- Bees will maintain an internal cluster temperature of 92 degrees in the coldest part of winter while raising brood.
- Bees will disconnect their wings allowing then to pump their wing muscles to create heat
- Bees fly outside the hive normally when temperatures rise above 50 degrees.
- A beekeepers main tools are a protective veil, smoker, gloves, and a hive tool.
- Smoke inhibits alarm pheromone from alerting other bees of danger. They also gorge themselves with honey in preparation of possibly fleeing a wildfire, taking as much resources with them as possible.
- A beekeeper will harvest extra honey that bees store beyond what they need to survive. The record harvest for one colony is 404 pounds, by the Aebis Family in 1974.
- Raw honey contains many beneficial minerals and vitamins. Honey also has antibacterial properties and anti-oxidant benefits. Many claim allergy relief by using local honey that contains pollen.
- There are many varietals of honey. From orange blossom honey, award winning tupelo honey, clover, alfalfa, blueberry, to apple blossom.
- Honey comes as extracted, liquid, creamed. or in the comb.
- We only produce about 30% of the honey we consume in the U.S.
- Local beekeepers produce the best "green" sweetener you can buy....local honey.
- Besides honey, you can harvest pollen, propolis, and beeswax.
- Directly, honey bees pollinate the flowers of 1/3 of all fruits and vegetables.
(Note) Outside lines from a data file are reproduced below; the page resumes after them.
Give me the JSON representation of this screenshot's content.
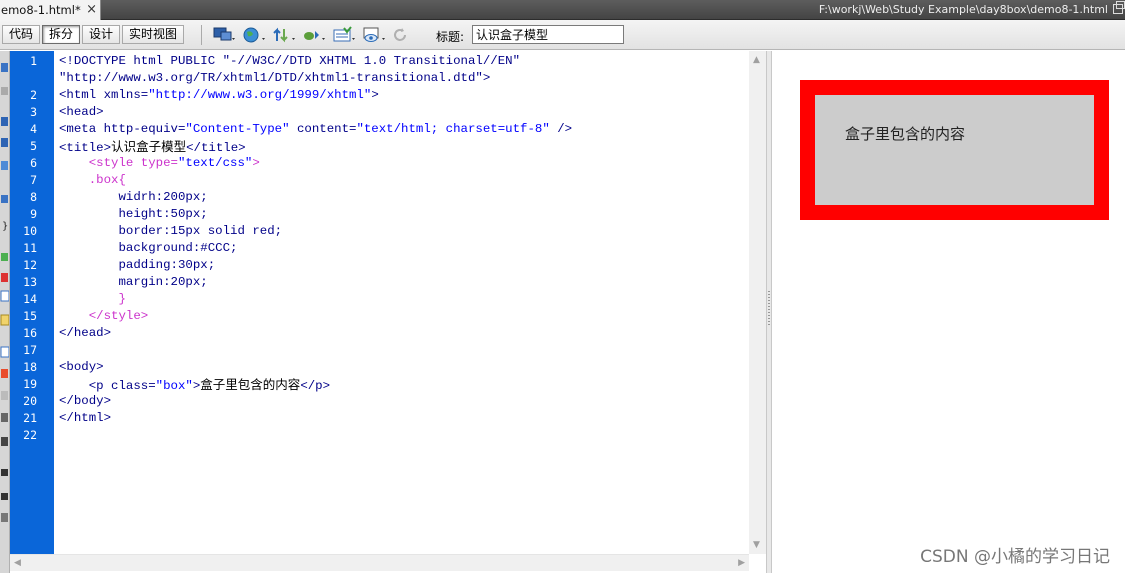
{
  "tab": {
    "label": "emo8-1.html*",
    "close": "×"
  },
  "file_path": "F:\\workj\\Web\\Study Example\\day8box\\demo8-1.html",
  "toolbar": {
    "view_buttons": [
      "代码",
      "拆分",
      "设计",
      "实时视图"
    ],
    "active_view": "拆分",
    "icons": [
      "multiscreen-icon",
      "globe-preview-icon",
      "file-transfer-icon",
      "debug-browser-icon",
      "visual-aids-icon",
      "view-options-icon",
      "refresh-icon"
    ],
    "title_label": "标题:",
    "title_value": "认识盒子模型"
  },
  "editor": {
    "line_numbers": [
      "1",
      "2",
      "3",
      "4",
      "5",
      "6",
      "7",
      "8",
      "9",
      "10",
      "11",
      "12",
      "13",
      "14",
      "15",
      "16",
      "17",
      "18",
      "19",
      "20",
      "21",
      "22"
    ],
    "colors": {
      "gutter": "#0a66d9",
      "tag": "#000088",
      "string": "#0000ff",
      "css": "#cc33cc"
    }
  },
  "code": {
    "l1a": "<!DOCTYPE html PUBLIC \"-//W3C//DTD XHTML 1.0 Transitional//EN\"",
    "l1b": "\"http://www.w3.org/TR/xhtml1/DTD/xhtml1-transitional.dtd\">",
    "l2_tag": "<html xmlns=",
    "l2_str": "\"http://www.w3.org/1999/xhtml\"",
    "l2_end": ">",
    "l3": "<head>",
    "l4_tag": "<meta http-equiv=",
    "l4_s1": "\"Content-Type\"",
    "l4_mid": " content=",
    "l4_s2": "\"text/html; charset=utf-8\"",
    "l4_end": " />",
    "l5_open": "<title>",
    "l5_text": "认识盒子模型",
    "l5_close": "</title>",
    "l6_tag": "<style type=",
    "l6_str": "\"text/css\"",
    "l6_end": ">",
    "l7": ".box{",
    "l8": "widrh:200px;",
    "l9": "height:50px;",
    "l10": "border:15px solid red;",
    "l11": "background:#CCC;",
    "l12": "padding:30px;",
    "l13": "margin:20px;",
    "l14": "}",
    "l15": "</style>",
    "l16": "</head>",
    "l18": "<body>",
    "l19_tag": "<p class=",
    "l19_str": "\"box\"",
    "l19_end": ">",
    "l19_text": "盒子里包含的内容",
    "l19_close": "</p>",
    "l20": "</body>",
    "l21": "</html>"
  },
  "design_view": {
    "box_text": "盒子里包含的内容",
    "box_background": "#CCC",
    "box_border_color": "#ff0000"
  },
  "watermark": "CSDN @小橘的学习日记"
}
- Indirectly, honey bees pollinate 70% of the food crops, through seed production, etc.
- There are 1/2 the number of beekeepers there were 25 years ago.
- There are 1/3 less beehives as there were 25 years ago.
- For every 100 beekeepers, 95% are hobbyists, 4% sideliners, and 1% are full time or commercial beekeepers.
- Beekeeping dates back at least 4500 years.
- Beekeeping can be a sustainable endeavor.
- Renting bees to farmers in need of pollination generates a source of income.
- Beehives are kept on farms, in backyards, on balconies, and high-rise rooftops, all across the country.
- There are local, county, state, and national bee associations.
- Honey bees are kept or managed in all 50 states.